School meals is not to blame for childhood obesity, far from it. But by educating children in the 20% of eating occasions to make healthy choices and automatically choose healthy options without even realising they’re doing it, it might just nudge their behaviour beyond the school gates and onto the high street and at home. The EDUcatering Forum speakers showed that nudge can work for good, and perhaps we can show the rest of the out of home sector our silver bullet.
The EDUcatering Exhibition
As well as a packed schedule of speakers, the EDUcatering Forum hosted an exhibition dedicated to the school catering sector. With thanks to
Aimia Foods (Shmoo Thickshakes)

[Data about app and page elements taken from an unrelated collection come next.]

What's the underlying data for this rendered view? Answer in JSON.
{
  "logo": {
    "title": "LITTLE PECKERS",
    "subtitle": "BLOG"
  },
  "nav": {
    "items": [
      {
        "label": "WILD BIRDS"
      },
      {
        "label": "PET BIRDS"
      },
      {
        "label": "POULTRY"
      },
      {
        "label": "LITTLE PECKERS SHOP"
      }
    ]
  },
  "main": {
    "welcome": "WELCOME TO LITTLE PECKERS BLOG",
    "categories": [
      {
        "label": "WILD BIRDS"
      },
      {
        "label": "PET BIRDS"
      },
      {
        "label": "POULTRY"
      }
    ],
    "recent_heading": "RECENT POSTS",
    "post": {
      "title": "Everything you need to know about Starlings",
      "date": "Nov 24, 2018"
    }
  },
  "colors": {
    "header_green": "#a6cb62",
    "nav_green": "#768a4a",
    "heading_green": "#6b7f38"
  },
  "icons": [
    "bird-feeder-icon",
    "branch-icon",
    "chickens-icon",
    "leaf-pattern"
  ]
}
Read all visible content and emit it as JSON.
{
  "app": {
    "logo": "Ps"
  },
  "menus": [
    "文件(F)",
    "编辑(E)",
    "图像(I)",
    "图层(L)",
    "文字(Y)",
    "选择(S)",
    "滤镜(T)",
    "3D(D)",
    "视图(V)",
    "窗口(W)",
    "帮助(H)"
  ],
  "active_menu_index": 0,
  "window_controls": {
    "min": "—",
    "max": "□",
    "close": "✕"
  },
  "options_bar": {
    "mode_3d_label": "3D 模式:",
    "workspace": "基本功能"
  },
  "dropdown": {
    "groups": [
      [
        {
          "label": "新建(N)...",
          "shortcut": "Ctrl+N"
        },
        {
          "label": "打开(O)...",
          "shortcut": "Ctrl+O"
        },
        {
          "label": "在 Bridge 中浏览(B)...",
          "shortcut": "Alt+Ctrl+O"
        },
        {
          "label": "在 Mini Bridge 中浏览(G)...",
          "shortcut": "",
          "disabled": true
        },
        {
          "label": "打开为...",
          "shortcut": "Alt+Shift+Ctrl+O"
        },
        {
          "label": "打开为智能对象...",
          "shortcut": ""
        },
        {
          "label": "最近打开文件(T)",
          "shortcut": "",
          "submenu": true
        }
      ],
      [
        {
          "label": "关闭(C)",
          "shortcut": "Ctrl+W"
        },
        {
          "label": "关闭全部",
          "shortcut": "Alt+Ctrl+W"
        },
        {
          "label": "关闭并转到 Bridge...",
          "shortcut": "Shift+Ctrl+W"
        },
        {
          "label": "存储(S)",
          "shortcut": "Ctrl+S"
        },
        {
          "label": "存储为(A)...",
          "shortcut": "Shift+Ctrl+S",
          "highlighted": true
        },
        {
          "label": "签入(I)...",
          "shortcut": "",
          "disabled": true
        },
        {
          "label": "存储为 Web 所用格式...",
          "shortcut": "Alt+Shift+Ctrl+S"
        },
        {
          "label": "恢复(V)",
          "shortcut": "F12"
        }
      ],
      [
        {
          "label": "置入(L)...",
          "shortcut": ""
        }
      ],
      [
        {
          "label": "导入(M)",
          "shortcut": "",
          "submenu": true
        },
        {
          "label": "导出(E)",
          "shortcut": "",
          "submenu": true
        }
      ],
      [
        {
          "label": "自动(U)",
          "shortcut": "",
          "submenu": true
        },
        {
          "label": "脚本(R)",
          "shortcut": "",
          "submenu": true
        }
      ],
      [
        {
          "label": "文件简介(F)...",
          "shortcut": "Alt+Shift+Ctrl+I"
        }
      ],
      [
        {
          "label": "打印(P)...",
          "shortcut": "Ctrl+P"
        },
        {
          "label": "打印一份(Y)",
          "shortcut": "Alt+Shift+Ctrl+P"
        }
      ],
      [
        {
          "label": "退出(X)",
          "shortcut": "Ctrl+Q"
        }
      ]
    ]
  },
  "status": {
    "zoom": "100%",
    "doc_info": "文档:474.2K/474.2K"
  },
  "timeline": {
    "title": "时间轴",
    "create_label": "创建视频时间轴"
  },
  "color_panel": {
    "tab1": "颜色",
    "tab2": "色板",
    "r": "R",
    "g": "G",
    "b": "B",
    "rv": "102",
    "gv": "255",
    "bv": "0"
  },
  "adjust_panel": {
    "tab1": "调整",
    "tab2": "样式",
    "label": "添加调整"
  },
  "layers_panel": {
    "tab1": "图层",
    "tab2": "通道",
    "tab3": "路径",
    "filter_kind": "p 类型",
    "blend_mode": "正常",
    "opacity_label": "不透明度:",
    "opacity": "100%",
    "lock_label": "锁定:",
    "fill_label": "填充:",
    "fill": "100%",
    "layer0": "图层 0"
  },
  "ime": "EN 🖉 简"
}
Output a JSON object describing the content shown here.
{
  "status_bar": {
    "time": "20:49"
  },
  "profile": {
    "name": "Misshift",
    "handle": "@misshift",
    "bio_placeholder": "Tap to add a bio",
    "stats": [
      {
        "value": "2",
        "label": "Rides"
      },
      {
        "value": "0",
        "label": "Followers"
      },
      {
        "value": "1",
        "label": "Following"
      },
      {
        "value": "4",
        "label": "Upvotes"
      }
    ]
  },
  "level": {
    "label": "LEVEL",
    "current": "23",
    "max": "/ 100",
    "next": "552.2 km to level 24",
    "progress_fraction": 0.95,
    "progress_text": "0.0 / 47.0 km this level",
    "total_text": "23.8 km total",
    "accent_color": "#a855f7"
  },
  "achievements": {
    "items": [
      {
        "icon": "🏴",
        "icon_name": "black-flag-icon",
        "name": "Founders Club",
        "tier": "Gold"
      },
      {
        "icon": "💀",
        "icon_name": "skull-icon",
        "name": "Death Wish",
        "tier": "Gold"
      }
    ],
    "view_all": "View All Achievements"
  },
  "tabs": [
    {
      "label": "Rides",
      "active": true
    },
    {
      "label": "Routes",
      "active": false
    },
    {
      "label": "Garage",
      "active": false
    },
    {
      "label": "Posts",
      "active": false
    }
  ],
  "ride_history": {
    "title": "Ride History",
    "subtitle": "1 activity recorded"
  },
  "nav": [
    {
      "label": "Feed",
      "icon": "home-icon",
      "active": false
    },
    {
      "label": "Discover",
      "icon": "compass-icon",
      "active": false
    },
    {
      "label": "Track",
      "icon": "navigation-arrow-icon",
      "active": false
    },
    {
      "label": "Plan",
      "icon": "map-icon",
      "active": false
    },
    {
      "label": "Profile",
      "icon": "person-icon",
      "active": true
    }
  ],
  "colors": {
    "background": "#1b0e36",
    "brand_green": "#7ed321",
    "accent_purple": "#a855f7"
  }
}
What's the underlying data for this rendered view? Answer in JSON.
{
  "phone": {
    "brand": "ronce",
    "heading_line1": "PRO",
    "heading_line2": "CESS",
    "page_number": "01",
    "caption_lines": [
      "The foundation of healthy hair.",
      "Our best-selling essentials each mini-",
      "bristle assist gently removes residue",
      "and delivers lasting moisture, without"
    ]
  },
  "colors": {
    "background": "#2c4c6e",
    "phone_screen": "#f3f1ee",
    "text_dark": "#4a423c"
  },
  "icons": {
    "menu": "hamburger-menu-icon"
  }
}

AJC Retail Solutions
The EDUcatering Cookery School
Taking to the demo stage at this year’s EDUcatering Forum was Park Community School, which won the Secondary School Caterer of the Year at the EDUcatering Excellence Awards in October. Zipping across the M25 from the SCOTY regional finals in St Albans which had taken place that morning, head chef Steven Cross served salmon teriyaki to the audience, alongside his sous chef, apprentice chef and two school food ambassadors.
While they diligently assembled the dishes of mango and chilli glass noodle salad with teriyaki glazed salmon and a Thai-style dressing (all at £1.27 per portion), head teacher Christopher Anders explained more about the importance of food at Park Community School.
The school is in an area of high deprivation yet has managed to instil a great food culture. It has a smallholding of pigs, which the children nurture and follow the process to slaughter and the pork is used in the school menu.
Anders explained that in 2013 there was just one member of staff who ate in the dining room. On retendering he soon discovered that a chef was what he was after, especially if he was to have catering on hand year-round. Not only does Steven and his team – a sous chef, chef de partie and two apprentices – provide meals every day of the school holidays for families on low incomes, but they can be found serving moules marinaire for staff on inset days and even taking pupils into the kitchen to give them a real working experience and highlight a career in catering.
Now, over 500 pupils of the 900 on roll take up a school meal and income has grown from £460 a day to £665. The best day on record was serving up the school’s very own Park Porkies, totalling £1,310 at lunchtime.